Meanwhile, the soft opposition is trying to re-organize itself for the next June early legislative elections, a crucial political test for the administration and the political parties. 
On the eve of the second year of the Hirak of February 22, 2019, President Abdelmadjid Tebboune in a solemn speech to the nation announced the dissolution of the (APN) Algerian parliament and called for early legislative elections next June, while he announced a minor government reshuffle and issued a pardon for dozens of jailed activists who were against the military and the president’s legitimacy and actions. 

This slight government reshuffle has surprised the analysts. Not changing the prime minister who kept his post so that ministers who have been subjected to fair criticism from the people for their poor management.

The Hirak achievements and people’s expectations 
Sixteen months have passed since the election of President Abdelmadjid Tebboune. The beginning of his term witnessed several challenges: a serious domestic political game of thrones needed to be settled at the high level of the republic, socio-economic issues must be taken care of quickly, and then a worldwide healthcare crisis has struck all of humanity, and the COVID-19 pandemic. In addition, the president faced political defiance in finding a compromise between the opposition and the elite. 

He personally was hospitalized two times after contracting the Coronavirus, his absence left a political blur in the political, media, and even academic circles at home and abroad. 

President Abdelmadjid Tebboune in his inaugural speech promised the Algerian people to achieve the change which millions of Algerians asked for during the 9 months of the Hirak against the system of former President Abdelaziz Bouteflika. This complex demand did not happen, yet it is further complicating the trust factor between the people and the authorities, civilian and military alike. 

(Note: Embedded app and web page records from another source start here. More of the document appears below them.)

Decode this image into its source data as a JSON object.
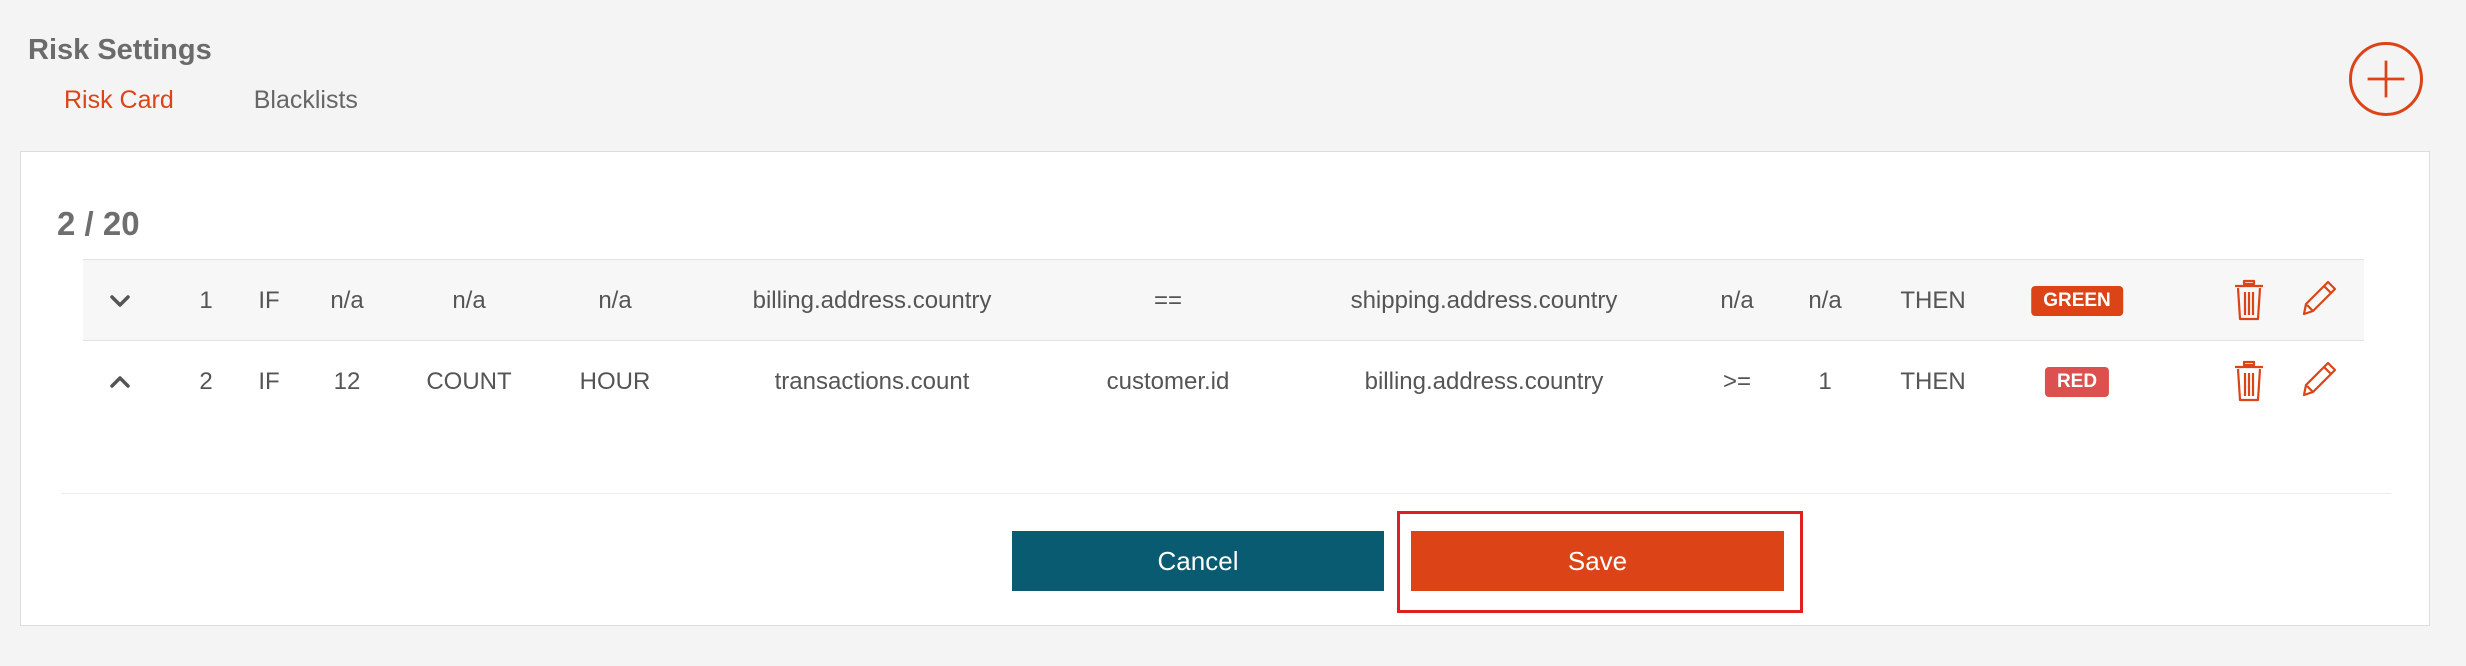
{
  "header": {
    "title": "Risk Settings",
    "tabs": [
      {
        "label": "Risk Card",
        "active": true
      },
      {
        "label": "Blacklists",
        "active": false
      }
    ]
  },
  "card": {
    "count": "2 / 20",
    "rules": [
      {
        "chevron": "chevron-down-icon",
        "index": "1",
        "if": "IF",
        "threshold": "n/a",
        "function": "n/a",
        "period": "n/a",
        "field": "billing.address.country",
        "group_by": "==",
        "compare_field": "shipping.address.country",
        "operator": "n/a",
        "value": "n/a",
        "then": "THEN",
        "result": "GREEN"
      },
      {
        "chevron": "chevron-up-icon",
        "index": "2",
        "if": "IF",
        "threshold": "12",
        "function": "COUNT",
        "period": "HOUR",
        "field": "transactions.count",
        "group_by": "customer.id",
        "compare_field": "billing.address.country",
        "operator": ">=",
        "value": "1",
        "then": "THEN",
        "result": "RED"
      }
    ]
  },
  "actions": {
    "cancel_label": "Cancel",
    "save_label": "Save"
  },
  "colors": {
    "accent": "#dc4418",
    "cancel": "#085b70",
    "red_badge": "#dc5050",
    "highlight": "#e02020"
  }
}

President Abdelmadjid Tebboune's persevered on the institutional front, last November putting in a drafted amendment of the new constitution before the voters for a referendum as another means of the peaceful political transition in Algeria. For the president’s critics, however, this move was without a real opening dialogue from the authorities. Though the referendum, later on, witnessed a ferocious reluctance from the voters to participate, 23% of the national voters showed up to the polls and the majority voted in favor of the new constitution. 

Last month, this new constitution was signed into law and became the country's sixth constitution since 1962. 

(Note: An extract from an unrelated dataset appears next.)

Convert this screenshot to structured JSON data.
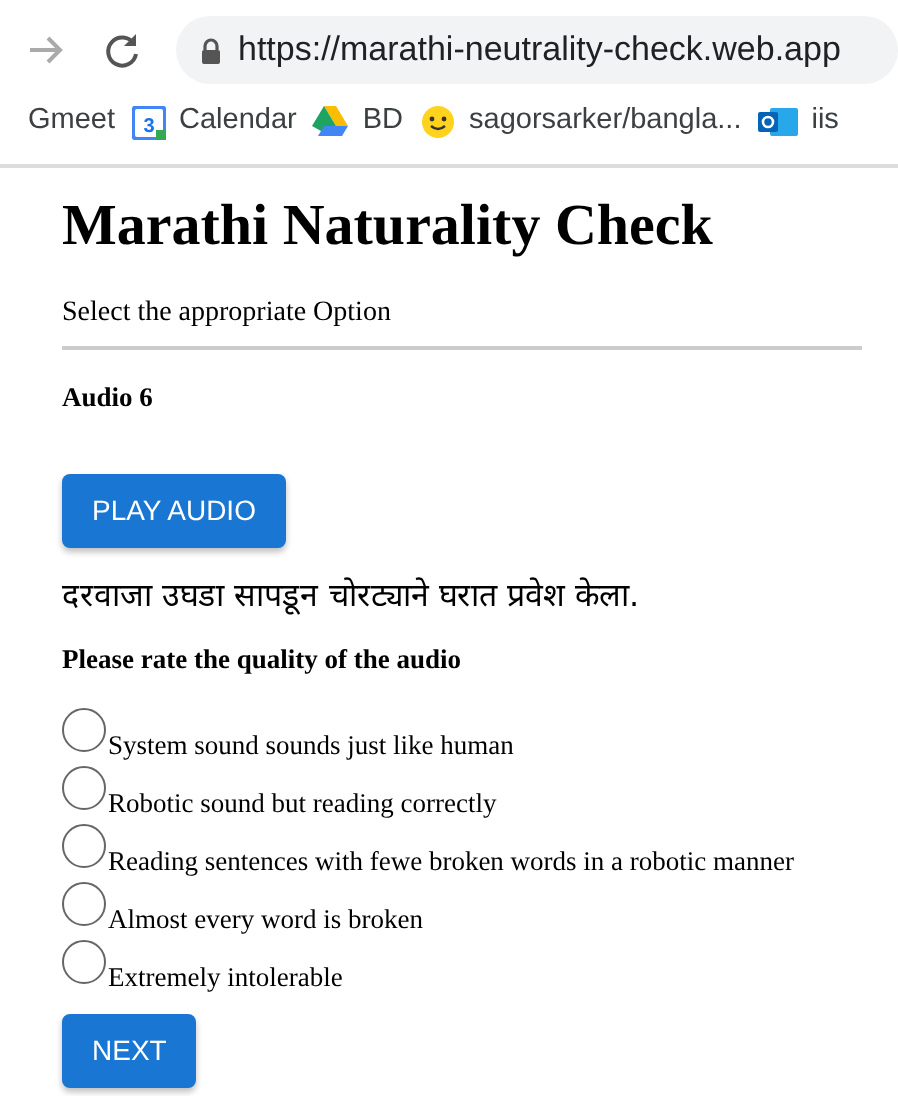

On the external front, lately, Algeria’s diplomacy got a wake-up call because the region is boiling. The country’s foreign minister Sabri Boukadoum met with the Malian authorities, he chaired the works of the 42nd session of the Monitoring Committee of the Peace and Reconciliation Accord in Mali. The meeting was hosted for the first time in the city of Kidal in northern Mali, resulting from the Algiers Accord in 2015. Meeting with Tunisian and Mauritanian counterparts, the Algerian foreign minister has made an official invitation to the new designated Libyan premier and the new Libyan council president for a state visit to Algeria. 

Algerian foreign policy’s determinants include watching the borders with neighboring countries according to international laws; the principle of cooperation between neighboring countries; supporting the right of peoples to self-determination; resolving conflicts between countries with peaceful means; and not resorting to force and not interfering in the internal affairs of states. 

In addition, the return of President Abdelmadjid Tebboune from Germany, who is slowly recovering from the COVID-19 virus, has sent a positive message to the people inside and abroad, and has boosted the morale of his cabinet’s members.

The Hirak was an opportunity to divorce from the old ruling generation for good. It has liberated an entire frustrated generation from the inferiority complex towards those corrupted politicians, opportunist elites, and arrogant corporatists. 

This generation needs to get better organized in creating new political parties, civil society forums, help young leaders to emerge, and to trust the president and the military for the sake of a better Algeria at home, and not something or somewhere else. At the end of the tunnel, the real light that the president and military want to see is the Hirak’s 2019 light touch.